“There’s still a lot of opportunity for Jamaican writers and publishers to do books about food,” says Novelty’s Gillian Morgan. “Some of the Jamaican cookbooks that do well are published overseas, but the ones that stand out are the ones that are authentic.”

The anthropologist and historian Higman has also noted the opportunity for more to be written on the role of food in Jamaican society and religion, in festivals and rituals, and in politics and culture.

“These books are more than books,” says Henry. “They’re a celebration of Jamaican culture.
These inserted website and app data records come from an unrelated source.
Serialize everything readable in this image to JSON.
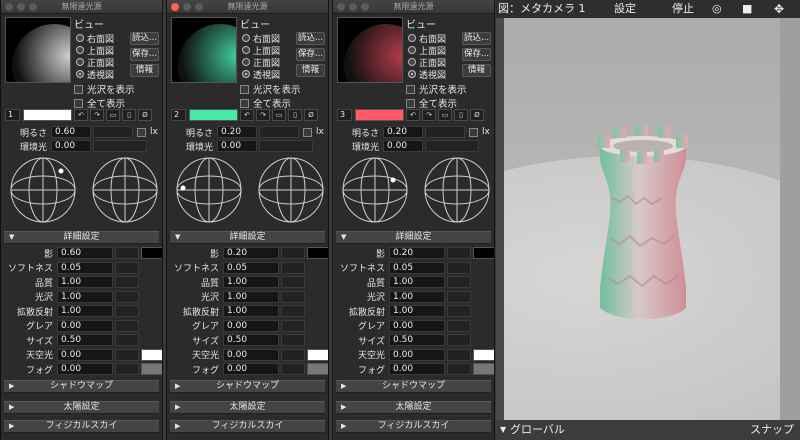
{
  "window_title": "無限遠光源",
  "view_label": "ビュー",
  "view_options": [
    "右面図",
    "上面図",
    "正面図",
    "透視図"
  ],
  "side_buttons": [
    "読込...",
    "保存...",
    "情報"
  ],
  "show_gloss": "光沢を表示",
  "show_all": "全て表示",
  "brightness_label": "明るさ",
  "ambient_label": "環境光",
  "lux_label": "lx",
  "detail_settings": "詳細設定",
  "detail_labels": [
    "影",
    "ソフトネス",
    "品質",
    "光沢",
    "拡散反射",
    "グレア",
    "サイズ",
    "天空光",
    "フォグ"
  ],
  "section_shadowmap": "シャドウマップ",
  "section_sun": "太陽設定",
  "section_sky": "フィジカルスカイ",
  "icons": [
    "undo-icon",
    "redo-icon",
    "copy-icon",
    "paste-icon",
    "null-icon"
  ],
  "panels": [
    {
      "number": "1",
      "color": "#ffffff",
      "preview": "#cfcfcf",
      "brightness": "0.60",
      "ambient": "0.00",
      "details": [
        "0.60",
        "0.05",
        "1.00",
        "1.00",
        "1.00",
        "0.00",
        "0.50",
        "0.00",
        "0.00"
      ]
    },
    {
      "number": "2",
      "color": "#48e8a8",
      "preview": "#3fc69a",
      "brightness": "0.20",
      "ambient": "0.00",
      "details": [
        "0.20",
        "0.05",
        "1.00",
        "1.00",
        "1.00",
        "0.00",
        "0.50",
        "0.00",
        "0.00"
      ]
    },
    {
      "number": "3",
      "color": "#ff5a66",
      "preview": "#b23c48",
      "brightness": "0.20",
      "ambient": "0.00",
      "details": [
        "0.20",
        "0.05",
        "1.00",
        "1.00",
        "1.00",
        "0.00",
        "0.50",
        "0.00",
        "0.00"
      ]
    }
  ],
  "viewport": {
    "camera": "図：メタカメラ 1",
    "settings": "設定",
    "stop": "停止",
    "snap": "スナップ",
    "global": "グローバル"
  }
}
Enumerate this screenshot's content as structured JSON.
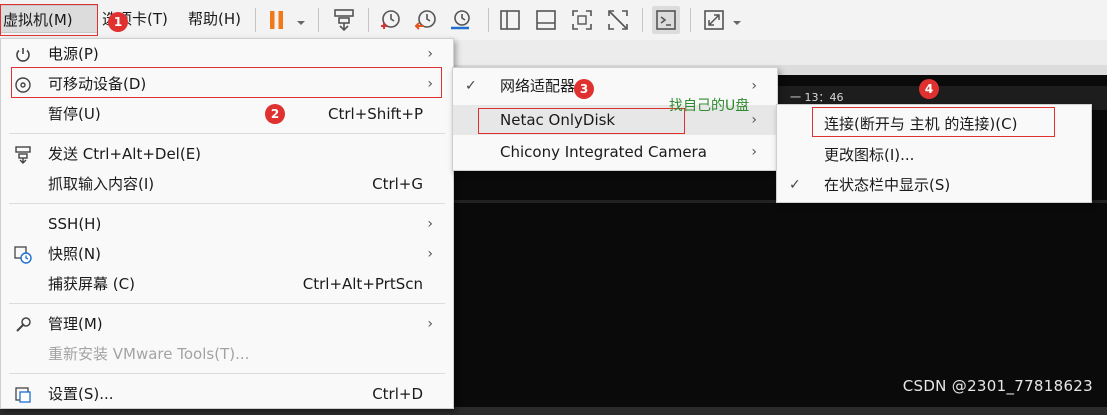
{
  "menubar": {
    "vm_label": "虚拟机(M)",
    "tabs_label": "选项卡(T)",
    "help_label": "帮助(H)"
  },
  "vm_menu": {
    "items": [
      {
        "label": "电源(P)",
        "shortcut": "",
        "submenu": true
      },
      {
        "label": "可移动设备(D)",
        "shortcut": "",
        "submenu": true
      },
      {
        "label": "暂停(U)",
        "shortcut": "Ctrl+Shift+P",
        "submenu": false
      },
      {
        "label": "发送 Ctrl+Alt+Del(E)",
        "shortcut": "",
        "submenu": false
      },
      {
        "label": "抓取输入内容(I)",
        "shortcut": "Ctrl+G",
        "submenu": false
      },
      {
        "label": "SSH(H)",
        "shortcut": "",
        "submenu": true
      },
      {
        "label": "快照(N)",
        "shortcut": "",
        "submenu": true
      },
      {
        "label": "捕获屏幕 (C)",
        "shortcut": "Ctrl+Alt+PrtScn",
        "submenu": false
      },
      {
        "label": "管理(M)",
        "shortcut": "",
        "submenu": true
      },
      {
        "label": "重新安装 VMware Tools(T)...",
        "shortcut": "",
        "submenu": false,
        "disabled": true
      },
      {
        "label": "设置(S)...",
        "shortcut": "Ctrl+D",
        "submenu": false
      }
    ]
  },
  "devices_menu": {
    "items": [
      {
        "label": "网络适配器",
        "checked": true,
        "submenu": true
      },
      {
        "label": "Netac OnlyDisk",
        "checked": false,
        "submenu": true
      },
      {
        "label": "Chicony Integrated Camera",
        "checked": false,
        "submenu": true
      }
    ]
  },
  "disk_menu": {
    "items": [
      {
        "label": "连接(断开与 主机 的连接)(C)",
        "checked": false
      },
      {
        "label": "更改图标(I)...",
        "checked": false
      },
      {
        "label": "在状态栏中显示(S)",
        "checked": true
      }
    ]
  },
  "annotations": {
    "badges": [
      "1",
      "2",
      "3",
      "4"
    ],
    "note": "找自己的U盘"
  },
  "console": {
    "clock_text": "一 13：46"
  },
  "watermark": "CSDN @2301_77818623",
  "glyphs": {
    "arrow": "›",
    "check": "✓"
  },
  "colors": {
    "accent_pause": "#f07a1a",
    "accent_blue": "#1e6fd0",
    "annotation_red": "#e03131",
    "annotation_green": "#2e8b2e"
  }
}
They allow us to package and preserve some of the things we love the most about life here and share it with friends near and far.”


p7Tropical Guava BBQ Chicken
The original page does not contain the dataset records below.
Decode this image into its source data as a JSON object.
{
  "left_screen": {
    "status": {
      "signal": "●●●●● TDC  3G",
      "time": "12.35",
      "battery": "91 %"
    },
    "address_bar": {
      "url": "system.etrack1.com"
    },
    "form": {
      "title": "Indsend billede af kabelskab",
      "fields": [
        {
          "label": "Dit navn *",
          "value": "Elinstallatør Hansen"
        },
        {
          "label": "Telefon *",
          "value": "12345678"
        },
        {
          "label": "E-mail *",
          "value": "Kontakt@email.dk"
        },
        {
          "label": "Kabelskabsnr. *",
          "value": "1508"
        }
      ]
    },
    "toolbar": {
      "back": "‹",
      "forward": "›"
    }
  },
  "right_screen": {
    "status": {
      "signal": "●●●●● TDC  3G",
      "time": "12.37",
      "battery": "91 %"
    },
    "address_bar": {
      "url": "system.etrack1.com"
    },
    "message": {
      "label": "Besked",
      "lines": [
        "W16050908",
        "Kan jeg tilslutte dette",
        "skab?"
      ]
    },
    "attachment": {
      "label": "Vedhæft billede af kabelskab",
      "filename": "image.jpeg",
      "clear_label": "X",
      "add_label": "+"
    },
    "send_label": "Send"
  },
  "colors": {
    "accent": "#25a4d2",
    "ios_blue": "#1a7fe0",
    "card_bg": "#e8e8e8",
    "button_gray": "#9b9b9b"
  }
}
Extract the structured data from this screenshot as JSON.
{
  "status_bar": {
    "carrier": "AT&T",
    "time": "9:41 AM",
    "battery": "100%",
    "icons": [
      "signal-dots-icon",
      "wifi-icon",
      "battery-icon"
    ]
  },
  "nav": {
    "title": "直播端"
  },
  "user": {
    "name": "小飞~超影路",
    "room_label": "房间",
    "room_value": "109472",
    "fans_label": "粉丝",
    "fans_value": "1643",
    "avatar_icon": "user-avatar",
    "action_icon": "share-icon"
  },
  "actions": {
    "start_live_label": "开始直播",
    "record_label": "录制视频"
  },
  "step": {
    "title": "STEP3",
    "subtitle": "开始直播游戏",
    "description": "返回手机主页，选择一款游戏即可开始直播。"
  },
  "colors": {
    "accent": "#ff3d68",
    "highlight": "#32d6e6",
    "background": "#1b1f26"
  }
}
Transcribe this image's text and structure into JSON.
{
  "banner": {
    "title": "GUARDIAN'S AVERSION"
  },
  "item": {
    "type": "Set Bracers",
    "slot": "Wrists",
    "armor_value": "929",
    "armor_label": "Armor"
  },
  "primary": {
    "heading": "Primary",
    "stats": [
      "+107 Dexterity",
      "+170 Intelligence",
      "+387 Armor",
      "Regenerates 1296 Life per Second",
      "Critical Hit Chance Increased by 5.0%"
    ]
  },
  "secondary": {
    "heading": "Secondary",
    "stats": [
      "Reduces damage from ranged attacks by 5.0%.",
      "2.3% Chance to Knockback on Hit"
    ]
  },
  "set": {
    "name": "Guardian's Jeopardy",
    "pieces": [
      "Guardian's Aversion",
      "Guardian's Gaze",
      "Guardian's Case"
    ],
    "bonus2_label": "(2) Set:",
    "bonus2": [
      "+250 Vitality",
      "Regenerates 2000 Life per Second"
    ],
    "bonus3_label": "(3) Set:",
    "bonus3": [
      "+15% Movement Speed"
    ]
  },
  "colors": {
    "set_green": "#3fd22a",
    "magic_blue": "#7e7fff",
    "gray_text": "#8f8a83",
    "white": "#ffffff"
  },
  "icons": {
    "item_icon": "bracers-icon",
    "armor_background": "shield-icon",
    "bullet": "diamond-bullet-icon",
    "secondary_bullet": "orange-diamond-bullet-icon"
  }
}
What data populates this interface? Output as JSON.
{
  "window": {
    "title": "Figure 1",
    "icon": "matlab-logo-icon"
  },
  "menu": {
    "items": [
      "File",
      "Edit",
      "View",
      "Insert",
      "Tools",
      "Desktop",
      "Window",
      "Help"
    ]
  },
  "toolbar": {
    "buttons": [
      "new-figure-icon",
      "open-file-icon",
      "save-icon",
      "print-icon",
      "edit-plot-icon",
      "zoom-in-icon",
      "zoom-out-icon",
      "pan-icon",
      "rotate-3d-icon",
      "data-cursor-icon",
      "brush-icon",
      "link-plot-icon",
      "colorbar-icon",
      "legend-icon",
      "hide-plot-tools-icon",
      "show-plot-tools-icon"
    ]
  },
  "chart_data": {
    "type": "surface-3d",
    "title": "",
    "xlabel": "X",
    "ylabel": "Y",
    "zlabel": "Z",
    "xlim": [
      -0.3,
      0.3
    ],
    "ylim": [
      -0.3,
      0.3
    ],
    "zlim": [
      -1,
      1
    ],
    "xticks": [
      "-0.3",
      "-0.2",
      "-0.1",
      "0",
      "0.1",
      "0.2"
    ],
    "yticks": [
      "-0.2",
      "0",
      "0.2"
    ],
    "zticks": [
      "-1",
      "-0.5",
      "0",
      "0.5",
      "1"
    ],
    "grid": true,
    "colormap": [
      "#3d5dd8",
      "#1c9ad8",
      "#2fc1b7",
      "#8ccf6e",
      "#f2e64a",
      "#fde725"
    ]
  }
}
1 – 2 tbs Walkerswood Mild Jerk Seasoning

3 tbs Walkerswood Guava Jam

1 Whole chicken quartered & cleaned

1 tbs olive oil

1 1/2 cups orange juice

1 tsp fresh Jamaican ginger – minced

1 clove garlic – minced

1 tsp fresh thyme leaves

1 tbs tomato ketchup


  • Rub chicken with Jerk Seasoning and olive oil, allow to marinate for 1 hour (preferably over-night)
  • To make tropical guava BBQ sauce – combine remaining ingredients into a sauce pan and simmer on medium heat for 15 minutes
  • Cook chicken on BBQ grill for 45 minutes until cooked through
  • Baste chicken repeatedly during the final 10 minutes of cooking.


Busha Browne’s Smokey BBQ Beef Slider

4 oz Busha Browne’s Jerk Smokey BBQ Sauce 2 lbs premium ground beef (80% lean / 20% fat) 1 tsp sea salt

1 tsp ground black pepper

3 tsp fresh garlic minced

1 tbs olive oil, plus extra for brushing the grill 2oz mayonnaise

1 dozen slider rolls or dinner rolls

6 oz romaine lettuce leaves

3 med. tomatoes cut into 1/8” slices

2 med. purple onions cut into 1/8” slice


  • Combine the beef, salt, pepper, garlic, 2oz Jerk Smokey BBQ Sauce & olive oil – mix gently with a fork.
  • Shape the meat into 12 patties and place in your freezer while you light your BBQ and get to med/high heat.
  • Oil the grill just before putting the patties to cook for 5 – 6 minutes per side, depending on your preference for medium to well done.
  • Combine mayonaise and remaining Jerk Smokey BBQ Sauce and dress top & bottom of slider rolls.
  • Dress sliders with lettuce, tomato and purple onion.